Tally the lines below that contain the word "values", then give the tally and nothing more.

*** Records provided ***

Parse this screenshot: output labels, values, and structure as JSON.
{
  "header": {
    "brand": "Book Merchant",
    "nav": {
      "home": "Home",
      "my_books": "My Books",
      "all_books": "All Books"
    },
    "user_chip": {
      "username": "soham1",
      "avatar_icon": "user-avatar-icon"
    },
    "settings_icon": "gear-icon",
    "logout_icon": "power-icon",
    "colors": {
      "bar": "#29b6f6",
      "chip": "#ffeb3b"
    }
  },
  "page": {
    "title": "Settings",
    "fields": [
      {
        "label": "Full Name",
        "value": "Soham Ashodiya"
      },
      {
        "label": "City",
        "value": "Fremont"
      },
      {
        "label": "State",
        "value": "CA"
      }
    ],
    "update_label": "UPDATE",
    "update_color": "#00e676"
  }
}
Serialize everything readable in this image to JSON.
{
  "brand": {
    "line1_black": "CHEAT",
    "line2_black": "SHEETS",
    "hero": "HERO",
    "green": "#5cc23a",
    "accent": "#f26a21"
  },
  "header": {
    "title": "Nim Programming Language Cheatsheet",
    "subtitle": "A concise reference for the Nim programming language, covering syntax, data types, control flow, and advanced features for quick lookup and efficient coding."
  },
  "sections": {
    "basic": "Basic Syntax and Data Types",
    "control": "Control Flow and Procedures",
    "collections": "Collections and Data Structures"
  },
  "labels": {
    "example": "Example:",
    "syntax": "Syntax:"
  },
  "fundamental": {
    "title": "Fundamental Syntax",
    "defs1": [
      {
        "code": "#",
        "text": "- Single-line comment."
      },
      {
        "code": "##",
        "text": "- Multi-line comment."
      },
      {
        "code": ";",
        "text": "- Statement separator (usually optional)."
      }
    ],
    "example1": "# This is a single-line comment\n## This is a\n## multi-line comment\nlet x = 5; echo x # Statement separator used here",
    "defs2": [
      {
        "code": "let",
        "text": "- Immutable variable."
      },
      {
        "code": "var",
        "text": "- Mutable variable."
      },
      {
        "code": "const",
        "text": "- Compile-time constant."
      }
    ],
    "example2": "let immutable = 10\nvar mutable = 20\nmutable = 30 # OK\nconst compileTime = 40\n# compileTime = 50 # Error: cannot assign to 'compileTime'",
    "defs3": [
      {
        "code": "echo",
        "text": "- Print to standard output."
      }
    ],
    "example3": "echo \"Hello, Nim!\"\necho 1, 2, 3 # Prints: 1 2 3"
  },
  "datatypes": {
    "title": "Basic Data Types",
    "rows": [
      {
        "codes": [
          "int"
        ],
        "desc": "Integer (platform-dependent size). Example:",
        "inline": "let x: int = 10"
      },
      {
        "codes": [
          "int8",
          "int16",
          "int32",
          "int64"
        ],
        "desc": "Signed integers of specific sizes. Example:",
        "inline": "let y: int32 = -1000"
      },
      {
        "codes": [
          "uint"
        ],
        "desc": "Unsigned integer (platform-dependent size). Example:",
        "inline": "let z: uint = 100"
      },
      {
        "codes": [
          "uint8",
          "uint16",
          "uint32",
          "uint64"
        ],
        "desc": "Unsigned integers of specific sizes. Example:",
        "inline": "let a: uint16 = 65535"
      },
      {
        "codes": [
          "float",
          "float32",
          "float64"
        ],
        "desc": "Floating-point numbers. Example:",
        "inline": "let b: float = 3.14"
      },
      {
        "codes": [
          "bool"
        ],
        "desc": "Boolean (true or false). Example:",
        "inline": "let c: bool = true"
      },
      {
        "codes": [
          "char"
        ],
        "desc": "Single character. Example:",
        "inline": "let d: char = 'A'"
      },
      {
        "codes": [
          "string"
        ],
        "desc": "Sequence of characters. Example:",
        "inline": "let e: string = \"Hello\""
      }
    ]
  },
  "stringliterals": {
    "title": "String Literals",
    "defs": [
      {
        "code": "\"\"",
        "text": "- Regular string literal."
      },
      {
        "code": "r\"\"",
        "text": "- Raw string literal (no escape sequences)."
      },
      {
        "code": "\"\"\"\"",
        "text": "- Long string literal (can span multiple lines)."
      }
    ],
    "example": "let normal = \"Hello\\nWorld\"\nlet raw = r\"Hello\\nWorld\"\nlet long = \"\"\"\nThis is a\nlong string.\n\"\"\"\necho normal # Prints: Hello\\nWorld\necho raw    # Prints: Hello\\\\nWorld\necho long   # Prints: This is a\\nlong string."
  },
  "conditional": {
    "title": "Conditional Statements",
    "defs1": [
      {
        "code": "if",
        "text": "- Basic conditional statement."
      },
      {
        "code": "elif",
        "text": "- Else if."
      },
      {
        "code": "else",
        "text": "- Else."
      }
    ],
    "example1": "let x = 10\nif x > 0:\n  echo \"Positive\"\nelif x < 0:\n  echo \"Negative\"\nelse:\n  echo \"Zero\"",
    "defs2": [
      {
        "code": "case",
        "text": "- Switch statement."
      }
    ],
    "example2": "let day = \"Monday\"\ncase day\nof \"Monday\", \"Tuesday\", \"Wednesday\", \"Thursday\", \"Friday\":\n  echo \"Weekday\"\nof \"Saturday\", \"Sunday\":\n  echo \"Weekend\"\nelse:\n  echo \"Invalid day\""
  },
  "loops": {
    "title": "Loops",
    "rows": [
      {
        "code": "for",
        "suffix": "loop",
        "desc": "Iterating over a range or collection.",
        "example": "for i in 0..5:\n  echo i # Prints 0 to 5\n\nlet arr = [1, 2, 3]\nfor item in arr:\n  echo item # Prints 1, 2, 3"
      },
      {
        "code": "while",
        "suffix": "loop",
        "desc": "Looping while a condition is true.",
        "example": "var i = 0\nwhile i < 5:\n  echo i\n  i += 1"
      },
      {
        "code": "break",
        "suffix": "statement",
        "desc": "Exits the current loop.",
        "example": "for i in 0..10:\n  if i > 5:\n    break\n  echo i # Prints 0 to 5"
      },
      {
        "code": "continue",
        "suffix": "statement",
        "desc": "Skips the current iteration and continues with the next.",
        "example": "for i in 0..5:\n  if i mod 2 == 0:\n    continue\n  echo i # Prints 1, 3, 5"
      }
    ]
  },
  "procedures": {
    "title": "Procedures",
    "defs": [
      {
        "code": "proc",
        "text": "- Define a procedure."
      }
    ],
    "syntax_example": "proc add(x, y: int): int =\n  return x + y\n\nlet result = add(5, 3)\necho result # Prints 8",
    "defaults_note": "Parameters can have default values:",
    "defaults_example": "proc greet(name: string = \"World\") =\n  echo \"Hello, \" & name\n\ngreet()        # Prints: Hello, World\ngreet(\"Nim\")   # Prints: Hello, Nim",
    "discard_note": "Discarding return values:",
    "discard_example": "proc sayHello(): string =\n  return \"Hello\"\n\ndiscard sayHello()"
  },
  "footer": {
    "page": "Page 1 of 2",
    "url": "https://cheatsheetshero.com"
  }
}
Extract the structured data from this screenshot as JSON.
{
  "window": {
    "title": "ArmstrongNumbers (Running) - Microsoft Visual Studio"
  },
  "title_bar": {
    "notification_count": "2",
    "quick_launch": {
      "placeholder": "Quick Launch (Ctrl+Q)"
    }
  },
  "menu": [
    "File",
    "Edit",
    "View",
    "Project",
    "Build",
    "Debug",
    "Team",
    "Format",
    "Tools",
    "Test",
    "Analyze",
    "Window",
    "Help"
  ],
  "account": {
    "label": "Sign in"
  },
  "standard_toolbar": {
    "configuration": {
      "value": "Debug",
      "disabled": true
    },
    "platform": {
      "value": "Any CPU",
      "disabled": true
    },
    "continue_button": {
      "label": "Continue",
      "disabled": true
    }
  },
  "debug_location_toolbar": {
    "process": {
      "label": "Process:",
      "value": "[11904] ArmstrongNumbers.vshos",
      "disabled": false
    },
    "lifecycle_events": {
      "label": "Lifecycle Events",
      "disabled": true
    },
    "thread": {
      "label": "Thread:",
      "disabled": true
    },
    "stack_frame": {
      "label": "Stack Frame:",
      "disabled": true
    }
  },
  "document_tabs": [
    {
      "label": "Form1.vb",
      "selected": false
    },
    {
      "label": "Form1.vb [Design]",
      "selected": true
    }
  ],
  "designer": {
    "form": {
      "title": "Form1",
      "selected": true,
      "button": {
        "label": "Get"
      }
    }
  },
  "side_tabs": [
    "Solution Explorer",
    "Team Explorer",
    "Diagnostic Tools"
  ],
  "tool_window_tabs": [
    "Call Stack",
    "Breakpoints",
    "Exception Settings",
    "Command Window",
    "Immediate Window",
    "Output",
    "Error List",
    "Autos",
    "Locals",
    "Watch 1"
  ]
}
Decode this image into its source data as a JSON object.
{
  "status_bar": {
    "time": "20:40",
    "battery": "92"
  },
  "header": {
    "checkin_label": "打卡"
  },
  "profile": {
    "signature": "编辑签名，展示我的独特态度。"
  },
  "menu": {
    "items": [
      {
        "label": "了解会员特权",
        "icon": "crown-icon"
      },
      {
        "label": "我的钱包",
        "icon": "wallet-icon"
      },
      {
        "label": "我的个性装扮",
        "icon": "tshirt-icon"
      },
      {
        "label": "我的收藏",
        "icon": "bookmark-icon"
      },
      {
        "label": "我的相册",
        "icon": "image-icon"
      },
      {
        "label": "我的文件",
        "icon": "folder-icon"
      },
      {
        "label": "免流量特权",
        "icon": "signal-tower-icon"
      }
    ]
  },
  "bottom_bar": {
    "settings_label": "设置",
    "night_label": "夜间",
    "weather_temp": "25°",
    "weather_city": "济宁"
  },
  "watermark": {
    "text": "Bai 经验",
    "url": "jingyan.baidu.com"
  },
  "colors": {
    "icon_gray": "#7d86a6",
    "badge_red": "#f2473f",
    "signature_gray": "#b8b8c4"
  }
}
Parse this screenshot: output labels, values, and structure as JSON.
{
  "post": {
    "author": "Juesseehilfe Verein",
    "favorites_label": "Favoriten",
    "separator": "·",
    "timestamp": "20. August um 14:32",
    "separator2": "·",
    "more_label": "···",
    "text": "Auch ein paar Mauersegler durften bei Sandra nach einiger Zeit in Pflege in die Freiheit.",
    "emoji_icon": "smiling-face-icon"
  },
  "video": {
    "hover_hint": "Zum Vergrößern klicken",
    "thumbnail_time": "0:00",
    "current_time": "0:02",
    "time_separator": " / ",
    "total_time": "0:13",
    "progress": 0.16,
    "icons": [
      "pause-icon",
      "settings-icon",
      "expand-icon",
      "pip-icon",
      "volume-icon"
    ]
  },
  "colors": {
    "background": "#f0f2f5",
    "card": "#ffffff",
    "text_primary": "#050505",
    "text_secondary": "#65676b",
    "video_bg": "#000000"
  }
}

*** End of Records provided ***

▶ [Solution for this exercise]:
4